**PROVIDED RECORDS:**
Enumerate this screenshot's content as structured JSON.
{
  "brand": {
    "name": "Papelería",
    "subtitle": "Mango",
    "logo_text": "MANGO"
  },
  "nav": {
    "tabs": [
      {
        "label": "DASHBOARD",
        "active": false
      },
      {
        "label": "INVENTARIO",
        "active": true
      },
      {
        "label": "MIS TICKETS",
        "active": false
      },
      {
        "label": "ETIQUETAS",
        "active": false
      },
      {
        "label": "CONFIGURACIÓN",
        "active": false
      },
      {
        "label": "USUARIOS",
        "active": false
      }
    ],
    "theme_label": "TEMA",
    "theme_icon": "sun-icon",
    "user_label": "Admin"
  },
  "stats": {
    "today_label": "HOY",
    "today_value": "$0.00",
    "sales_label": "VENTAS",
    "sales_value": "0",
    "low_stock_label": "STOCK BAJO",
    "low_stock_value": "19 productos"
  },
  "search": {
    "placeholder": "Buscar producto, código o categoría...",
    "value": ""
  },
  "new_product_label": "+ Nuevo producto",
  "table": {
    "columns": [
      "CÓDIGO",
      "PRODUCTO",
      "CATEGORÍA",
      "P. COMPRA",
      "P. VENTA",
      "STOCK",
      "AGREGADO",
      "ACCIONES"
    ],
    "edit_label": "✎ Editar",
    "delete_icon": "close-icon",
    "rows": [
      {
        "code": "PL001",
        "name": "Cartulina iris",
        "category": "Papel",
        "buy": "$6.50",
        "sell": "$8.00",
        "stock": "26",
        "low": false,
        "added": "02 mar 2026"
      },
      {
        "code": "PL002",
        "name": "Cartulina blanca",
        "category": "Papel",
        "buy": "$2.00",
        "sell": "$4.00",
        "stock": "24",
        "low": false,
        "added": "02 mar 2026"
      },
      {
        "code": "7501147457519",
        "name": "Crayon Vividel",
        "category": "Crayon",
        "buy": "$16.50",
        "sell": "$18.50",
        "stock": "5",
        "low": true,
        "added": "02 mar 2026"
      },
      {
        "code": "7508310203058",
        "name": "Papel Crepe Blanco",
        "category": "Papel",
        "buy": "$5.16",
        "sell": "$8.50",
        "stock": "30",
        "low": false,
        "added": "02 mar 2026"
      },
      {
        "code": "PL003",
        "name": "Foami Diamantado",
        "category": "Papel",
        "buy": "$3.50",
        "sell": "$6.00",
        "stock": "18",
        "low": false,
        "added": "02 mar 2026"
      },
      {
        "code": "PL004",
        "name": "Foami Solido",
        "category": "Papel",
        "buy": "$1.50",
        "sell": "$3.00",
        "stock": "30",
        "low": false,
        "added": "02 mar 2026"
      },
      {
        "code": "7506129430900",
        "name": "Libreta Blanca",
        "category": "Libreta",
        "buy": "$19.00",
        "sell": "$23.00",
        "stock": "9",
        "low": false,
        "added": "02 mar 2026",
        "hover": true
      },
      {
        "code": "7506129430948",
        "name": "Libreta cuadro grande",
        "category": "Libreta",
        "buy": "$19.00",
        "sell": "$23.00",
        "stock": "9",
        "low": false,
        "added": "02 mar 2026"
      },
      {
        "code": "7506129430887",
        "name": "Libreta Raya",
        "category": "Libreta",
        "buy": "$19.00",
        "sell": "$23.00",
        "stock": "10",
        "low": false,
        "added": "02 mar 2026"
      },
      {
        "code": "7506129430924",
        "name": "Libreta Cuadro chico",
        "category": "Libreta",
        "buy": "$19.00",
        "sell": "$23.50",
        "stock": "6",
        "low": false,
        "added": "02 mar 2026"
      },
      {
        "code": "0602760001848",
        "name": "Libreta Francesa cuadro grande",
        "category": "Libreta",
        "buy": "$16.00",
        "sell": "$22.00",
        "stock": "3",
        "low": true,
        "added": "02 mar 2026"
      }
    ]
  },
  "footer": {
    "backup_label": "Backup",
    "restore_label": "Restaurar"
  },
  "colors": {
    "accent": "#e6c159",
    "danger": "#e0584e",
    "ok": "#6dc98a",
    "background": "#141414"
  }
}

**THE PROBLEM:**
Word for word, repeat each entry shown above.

**OUTPUT FOR THIS TASK:**
Enumerate this screenshot's content as structured JSON.
{
  "brand": {
    "name": "Papelería",
    "subtitle": "Mango",
    "logo_text": "MANGO"
  },
  "nav": {
    "tabs": [
      {
        "label": "DASHBOARD",
        "active": false
      },
      {
        "label": "INVENTARIO",
        "active": true
      },
      {
        "label": "MIS TICKETS",
        "active": false
      },
      {
        "label": "ETIQUETAS",
        "active": false
      },
      {
        "label": "CONFIGURACIÓN",
        "active": false
      },
      {
        "label": "USUARIOS",
        "active": false
      }
    ],
    "theme_label": "TEMA",
    "theme_icon": "sun-icon",
    "user_label": "Admin"
  },
  "stats": {
    "today_label": "HOY",
    "today_value": "$0.00",
    "sales_label": "VENTAS",
    "sales_value": "0",
    "low_stock_label": "STOCK BAJO",
    "low_stock_value": "19 productos"
  },
  "search": {
    "placeholder": "Buscar producto, código o categoría...",
    "value": ""
  },
  "new_product_label": "+ Nuevo producto",
  "table": {
    "columns": [
      "CÓDIGO",
      "PRODUCTO",
      "CATEGORÍA",
      "P. COMPRA",
      "P. VENTA",
      "STOCK",
      "AGREGADO",
      "ACCIONES"
    ],
    "edit_label": "✎ Editar",
    "delete_icon": "close-icon",
    "rows": [
      {
        "code": "PL001",
        "name": "Cartulina iris",
        "category": "Papel",
        "buy": "$6.50",
        "sell": "$8.00",
        "stock": "26",
        "low": false,
        "added": "02 mar 2026"
      },
      {
        "code": "PL002",
        "name": "Cartulina blanca",
        "category": "Papel",
        "buy": "$2.00",
        "sell": "$4.00",
        "stock": "24",
        "low": false,
        "added": "02 mar 2026"
      },
      {
        "code": "7501147457519",
        "name": "Crayon Vividel",
        "category": "Crayon",
        "buy": "$16.50",
        "sell": "$18.50",
        "stock": "5",
        "low": true,
        "added": "02 mar 2026"
      },
      {
        "code": "7508310203058",
        "name": "Papel Crepe Blanco",
        "category": "Papel",
        "buy": "$5.16",
        "sell": "$8.50",
        "stock": "30",
        "low": false,
        "added": "02 mar 2026"
      },
      {
        "code": "PL003",
        "name": "Foami Diamantado",
        "category": "Papel",
        "buy": "$3.50",
        "sell": "$6.00",
        "stock": "18",
        "low": false,
        "added": "02 mar 2026"
      },
      {
        "code": "PL004",
        "name": "Foami Solido",
        "category": "Papel",
        "buy": "$1.50",
        "sell": "$3.00",
        "stock": "30",
        "low": false,
        "added": "02 mar 2026"
      },
      {
        "code": "7506129430900",
        "name": "Libreta Blanca",
        "category": "Libreta",
        "buy": "$19.00",
        "sell": "$23.00",
        "stock": "9",
        "low": false,
        "added": "02 mar 2026",
        "hover": true
      },
      {
        "code": "7506129430948",
        "name": "Libreta cuadro grande",
        "category": "Libreta",
        "buy": "$19.00",
        "sell": "$23.00",
        "stock": "9",
        "low": false,
        "added": "02 mar 2026"
      },
      {
        "code": "7506129430887",
        "name": "Libreta Raya",
        "category": "Libreta",
        "buy": "$19.00",
        "sell": "$23.00",
        "stock": "10",
        "low": false,
        "added": "02 mar 2026"
      },
      {
        "code": "7506129430924",
        "name": "Libreta Cuadro chico",
        "category": "Libreta",
        "buy": "$19.00",
        "sell": "$23.50",
        "stock": "6",
        "low": false,
        "added": "02 mar 2026"
      },
      {
        "code": "0602760001848",
        "name": "Libreta Francesa cuadro grande",
        "category": "Libreta",
        "buy": "$16.00",
        "sell": "$22.00",
        "stock": "3",
        "low": true,
        "added": "02 mar 2026"
      }
    ]
  },
  "footer": {
    "backup_label": "Backup",
    "restore_label": "Restaurar"
  },
  "colors": {
    "accent": "#e6c159",
    "danger": "#e0584e",
    "ok": "#6dc98a",
    "background": "#141414"
  }
}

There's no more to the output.